Task to carry out - Look through the listing below, find every line with the string "name", and copy it.
——————
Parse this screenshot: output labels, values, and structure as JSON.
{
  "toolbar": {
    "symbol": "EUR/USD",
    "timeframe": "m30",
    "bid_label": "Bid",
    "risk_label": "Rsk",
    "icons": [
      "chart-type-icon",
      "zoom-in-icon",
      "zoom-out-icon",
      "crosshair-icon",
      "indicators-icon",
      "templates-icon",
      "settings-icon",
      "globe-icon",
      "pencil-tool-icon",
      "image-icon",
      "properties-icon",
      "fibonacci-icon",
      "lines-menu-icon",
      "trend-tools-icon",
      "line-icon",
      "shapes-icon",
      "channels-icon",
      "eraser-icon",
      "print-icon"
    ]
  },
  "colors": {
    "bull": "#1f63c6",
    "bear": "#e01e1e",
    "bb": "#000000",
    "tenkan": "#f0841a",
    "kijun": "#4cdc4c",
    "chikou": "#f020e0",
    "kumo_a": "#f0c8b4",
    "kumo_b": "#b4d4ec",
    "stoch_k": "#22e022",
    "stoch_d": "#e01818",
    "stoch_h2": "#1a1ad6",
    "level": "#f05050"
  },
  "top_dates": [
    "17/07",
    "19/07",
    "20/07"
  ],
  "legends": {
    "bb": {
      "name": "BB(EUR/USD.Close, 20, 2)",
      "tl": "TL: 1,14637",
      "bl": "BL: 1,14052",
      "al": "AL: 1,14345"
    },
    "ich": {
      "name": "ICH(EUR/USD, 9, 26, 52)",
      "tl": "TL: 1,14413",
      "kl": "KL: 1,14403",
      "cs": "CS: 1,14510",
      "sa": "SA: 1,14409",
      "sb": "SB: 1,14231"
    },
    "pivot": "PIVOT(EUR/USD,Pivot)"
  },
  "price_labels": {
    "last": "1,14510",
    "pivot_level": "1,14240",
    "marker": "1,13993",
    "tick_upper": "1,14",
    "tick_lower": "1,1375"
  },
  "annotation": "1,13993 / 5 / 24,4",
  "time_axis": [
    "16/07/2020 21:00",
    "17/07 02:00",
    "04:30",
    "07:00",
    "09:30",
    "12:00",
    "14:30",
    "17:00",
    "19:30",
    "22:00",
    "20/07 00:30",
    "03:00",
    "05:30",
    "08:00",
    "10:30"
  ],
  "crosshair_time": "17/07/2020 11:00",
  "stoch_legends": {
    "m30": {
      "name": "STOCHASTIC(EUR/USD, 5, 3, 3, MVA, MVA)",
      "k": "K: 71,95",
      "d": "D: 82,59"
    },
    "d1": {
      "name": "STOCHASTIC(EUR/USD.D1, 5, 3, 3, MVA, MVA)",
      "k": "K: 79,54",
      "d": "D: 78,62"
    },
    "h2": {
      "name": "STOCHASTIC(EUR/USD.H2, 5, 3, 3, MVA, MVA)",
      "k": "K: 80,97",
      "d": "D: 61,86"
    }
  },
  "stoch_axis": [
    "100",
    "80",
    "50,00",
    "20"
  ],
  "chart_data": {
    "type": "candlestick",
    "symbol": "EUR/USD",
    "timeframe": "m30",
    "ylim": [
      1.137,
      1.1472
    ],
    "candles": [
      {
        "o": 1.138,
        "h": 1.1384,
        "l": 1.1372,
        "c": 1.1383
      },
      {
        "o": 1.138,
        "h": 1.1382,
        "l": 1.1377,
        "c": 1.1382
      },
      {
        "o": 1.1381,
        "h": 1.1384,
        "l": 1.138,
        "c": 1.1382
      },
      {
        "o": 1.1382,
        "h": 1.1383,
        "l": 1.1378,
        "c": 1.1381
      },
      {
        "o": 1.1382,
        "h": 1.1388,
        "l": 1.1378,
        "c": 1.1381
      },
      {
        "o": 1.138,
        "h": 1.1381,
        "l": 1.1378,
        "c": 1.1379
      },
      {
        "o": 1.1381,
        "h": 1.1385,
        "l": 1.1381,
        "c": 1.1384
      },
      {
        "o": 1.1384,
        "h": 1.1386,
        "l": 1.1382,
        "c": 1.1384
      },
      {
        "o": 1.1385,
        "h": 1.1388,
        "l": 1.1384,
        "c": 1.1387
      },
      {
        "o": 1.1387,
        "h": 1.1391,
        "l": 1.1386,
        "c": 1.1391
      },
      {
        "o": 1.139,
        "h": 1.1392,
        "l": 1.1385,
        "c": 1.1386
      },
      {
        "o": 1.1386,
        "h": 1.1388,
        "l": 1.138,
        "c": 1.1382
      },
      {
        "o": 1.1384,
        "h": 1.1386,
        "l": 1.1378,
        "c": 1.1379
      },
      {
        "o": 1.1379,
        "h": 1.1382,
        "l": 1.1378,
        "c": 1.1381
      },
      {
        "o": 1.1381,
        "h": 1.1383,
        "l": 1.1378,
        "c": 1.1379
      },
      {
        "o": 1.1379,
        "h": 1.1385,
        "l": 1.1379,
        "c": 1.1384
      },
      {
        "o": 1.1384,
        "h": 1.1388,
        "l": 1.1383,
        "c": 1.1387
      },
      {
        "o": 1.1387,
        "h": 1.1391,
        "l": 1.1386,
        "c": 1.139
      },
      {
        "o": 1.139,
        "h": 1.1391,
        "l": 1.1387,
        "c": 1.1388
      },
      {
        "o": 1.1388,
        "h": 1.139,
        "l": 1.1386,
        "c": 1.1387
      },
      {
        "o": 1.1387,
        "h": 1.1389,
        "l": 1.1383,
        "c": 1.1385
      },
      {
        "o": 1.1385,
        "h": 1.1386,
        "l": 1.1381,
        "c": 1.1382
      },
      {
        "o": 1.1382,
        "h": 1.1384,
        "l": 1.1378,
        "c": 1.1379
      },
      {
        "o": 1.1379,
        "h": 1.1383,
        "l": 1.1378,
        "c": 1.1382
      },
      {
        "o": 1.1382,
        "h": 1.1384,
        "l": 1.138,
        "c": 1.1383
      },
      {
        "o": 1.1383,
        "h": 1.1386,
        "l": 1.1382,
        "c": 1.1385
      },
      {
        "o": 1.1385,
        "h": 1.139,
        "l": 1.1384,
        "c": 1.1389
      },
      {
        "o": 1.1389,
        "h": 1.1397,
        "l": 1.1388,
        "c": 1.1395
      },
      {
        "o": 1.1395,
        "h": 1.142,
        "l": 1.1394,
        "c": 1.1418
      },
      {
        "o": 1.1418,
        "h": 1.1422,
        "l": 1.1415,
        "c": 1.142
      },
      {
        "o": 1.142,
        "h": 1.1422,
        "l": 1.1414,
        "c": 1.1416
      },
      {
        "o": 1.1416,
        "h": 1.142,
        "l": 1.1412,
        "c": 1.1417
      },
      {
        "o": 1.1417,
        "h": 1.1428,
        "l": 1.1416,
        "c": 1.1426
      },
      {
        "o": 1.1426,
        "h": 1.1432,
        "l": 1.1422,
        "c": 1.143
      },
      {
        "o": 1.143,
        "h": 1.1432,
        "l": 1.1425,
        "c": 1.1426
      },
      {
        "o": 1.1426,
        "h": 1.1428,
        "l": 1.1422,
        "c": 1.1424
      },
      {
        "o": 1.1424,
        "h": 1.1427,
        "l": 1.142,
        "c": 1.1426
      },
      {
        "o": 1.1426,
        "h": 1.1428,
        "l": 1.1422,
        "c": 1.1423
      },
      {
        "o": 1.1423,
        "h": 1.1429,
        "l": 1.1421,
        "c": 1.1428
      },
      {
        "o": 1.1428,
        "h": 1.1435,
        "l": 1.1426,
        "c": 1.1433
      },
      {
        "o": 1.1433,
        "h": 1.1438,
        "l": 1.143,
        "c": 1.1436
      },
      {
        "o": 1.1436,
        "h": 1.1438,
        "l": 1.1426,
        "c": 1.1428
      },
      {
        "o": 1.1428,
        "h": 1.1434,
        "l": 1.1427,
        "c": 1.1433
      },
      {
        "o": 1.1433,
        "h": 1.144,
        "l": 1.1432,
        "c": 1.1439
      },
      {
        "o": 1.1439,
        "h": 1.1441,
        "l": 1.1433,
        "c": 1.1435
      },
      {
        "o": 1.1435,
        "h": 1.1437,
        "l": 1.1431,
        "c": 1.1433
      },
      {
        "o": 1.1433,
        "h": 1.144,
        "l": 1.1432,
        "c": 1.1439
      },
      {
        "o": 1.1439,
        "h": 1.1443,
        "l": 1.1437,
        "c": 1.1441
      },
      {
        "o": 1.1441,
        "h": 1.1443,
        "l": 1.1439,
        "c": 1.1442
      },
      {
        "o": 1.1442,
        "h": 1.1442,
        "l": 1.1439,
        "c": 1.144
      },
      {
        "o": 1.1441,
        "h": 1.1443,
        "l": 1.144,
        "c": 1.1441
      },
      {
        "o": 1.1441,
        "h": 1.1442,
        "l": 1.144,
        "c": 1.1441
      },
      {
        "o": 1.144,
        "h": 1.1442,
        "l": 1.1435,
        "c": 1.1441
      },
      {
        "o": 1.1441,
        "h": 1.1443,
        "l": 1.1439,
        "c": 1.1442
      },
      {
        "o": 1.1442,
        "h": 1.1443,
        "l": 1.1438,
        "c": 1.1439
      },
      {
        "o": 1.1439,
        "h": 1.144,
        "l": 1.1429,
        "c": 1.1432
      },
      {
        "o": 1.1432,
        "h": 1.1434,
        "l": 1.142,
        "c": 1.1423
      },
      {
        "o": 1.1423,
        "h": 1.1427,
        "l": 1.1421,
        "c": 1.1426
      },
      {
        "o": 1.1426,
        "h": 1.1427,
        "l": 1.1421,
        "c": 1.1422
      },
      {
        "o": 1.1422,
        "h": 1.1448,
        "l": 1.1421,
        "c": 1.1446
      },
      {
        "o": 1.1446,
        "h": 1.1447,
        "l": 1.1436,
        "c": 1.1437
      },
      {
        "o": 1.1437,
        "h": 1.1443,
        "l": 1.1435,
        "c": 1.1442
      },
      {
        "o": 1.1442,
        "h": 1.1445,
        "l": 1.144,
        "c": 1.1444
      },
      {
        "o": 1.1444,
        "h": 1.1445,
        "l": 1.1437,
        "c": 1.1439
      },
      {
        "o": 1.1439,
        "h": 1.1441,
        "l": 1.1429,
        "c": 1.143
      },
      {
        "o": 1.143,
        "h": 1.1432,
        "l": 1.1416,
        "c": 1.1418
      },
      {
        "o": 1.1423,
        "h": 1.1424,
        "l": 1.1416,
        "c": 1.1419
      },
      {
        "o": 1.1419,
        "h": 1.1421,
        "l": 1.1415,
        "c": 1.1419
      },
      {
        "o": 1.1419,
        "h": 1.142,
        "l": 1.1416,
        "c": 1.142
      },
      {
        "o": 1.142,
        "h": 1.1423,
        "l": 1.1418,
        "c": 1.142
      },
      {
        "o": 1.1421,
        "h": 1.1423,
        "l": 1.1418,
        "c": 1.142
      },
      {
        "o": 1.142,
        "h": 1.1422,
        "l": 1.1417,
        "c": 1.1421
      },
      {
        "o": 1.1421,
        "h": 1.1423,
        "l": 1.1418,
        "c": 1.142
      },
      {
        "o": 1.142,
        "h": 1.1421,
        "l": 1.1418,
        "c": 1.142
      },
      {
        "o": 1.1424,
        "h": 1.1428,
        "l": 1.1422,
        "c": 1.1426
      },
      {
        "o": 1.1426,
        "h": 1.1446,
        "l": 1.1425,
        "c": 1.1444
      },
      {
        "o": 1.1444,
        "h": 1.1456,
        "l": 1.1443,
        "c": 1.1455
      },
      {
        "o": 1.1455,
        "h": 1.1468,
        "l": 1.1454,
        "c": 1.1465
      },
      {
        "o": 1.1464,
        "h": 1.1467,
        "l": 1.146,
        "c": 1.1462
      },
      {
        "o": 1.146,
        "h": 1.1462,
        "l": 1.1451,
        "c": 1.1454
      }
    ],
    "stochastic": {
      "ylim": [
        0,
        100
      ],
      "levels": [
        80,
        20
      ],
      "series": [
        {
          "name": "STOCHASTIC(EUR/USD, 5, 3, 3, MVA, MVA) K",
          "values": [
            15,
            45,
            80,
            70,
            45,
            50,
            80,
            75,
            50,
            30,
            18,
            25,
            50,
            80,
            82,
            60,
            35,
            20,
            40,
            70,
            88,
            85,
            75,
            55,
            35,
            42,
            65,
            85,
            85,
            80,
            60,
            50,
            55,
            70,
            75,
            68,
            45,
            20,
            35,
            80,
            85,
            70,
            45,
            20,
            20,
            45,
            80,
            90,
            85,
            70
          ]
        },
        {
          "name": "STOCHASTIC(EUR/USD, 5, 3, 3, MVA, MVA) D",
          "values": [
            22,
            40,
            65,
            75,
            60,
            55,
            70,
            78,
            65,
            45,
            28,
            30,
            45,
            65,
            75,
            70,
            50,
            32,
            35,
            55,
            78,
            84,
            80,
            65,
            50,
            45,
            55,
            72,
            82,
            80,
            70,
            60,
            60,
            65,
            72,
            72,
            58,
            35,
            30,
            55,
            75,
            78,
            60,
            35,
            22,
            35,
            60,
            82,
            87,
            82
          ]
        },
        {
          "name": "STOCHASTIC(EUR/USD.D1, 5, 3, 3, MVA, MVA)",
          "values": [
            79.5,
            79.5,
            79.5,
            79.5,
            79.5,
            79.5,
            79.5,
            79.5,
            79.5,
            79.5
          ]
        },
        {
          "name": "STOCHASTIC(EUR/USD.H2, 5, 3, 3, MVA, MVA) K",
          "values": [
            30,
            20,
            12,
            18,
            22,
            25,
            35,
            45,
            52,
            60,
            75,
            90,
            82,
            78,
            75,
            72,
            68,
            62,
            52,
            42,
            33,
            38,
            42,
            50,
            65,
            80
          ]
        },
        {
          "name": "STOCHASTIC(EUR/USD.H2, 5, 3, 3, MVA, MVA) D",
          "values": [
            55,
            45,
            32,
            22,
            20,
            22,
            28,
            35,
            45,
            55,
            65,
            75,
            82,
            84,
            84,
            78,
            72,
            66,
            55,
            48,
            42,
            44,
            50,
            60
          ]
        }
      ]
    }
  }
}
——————
Written response -
      "name": "BB(EUR/USD.Close, 20, 2)",
      "name": "ICH(EUR/USD, 9, 26, 52)",
      "name": "STOCHASTIC(EUR/USD, 5, 3, 3, MVA, MVA)",
      "name": "STOCHASTIC(EUR/USD.D1, 5, 3, 3, MVA, MVA)",
      "name": "STOCHASTIC(EUR/USD.H2, 5, 3, 3, MVA, MVA)",
          "name": "STOCHASTIC(EUR/USD, 5, 3, 3, MVA, MVA) K",
          "name": "STOCHASTIC(EUR/USD, 5, 3, 3, MVA, MVA) D",
          "name": "STOCHASTIC(EUR/USD.D1, 5, 3, 3, MVA, MVA)",
          "name": "STOCHASTIC(EUR/USD.H2, 5, 3, 3, MVA, MVA) K",
          "name": "STOCHASTIC(EUR/USD.H2, 5, 3, 3, MVA, MVA) D",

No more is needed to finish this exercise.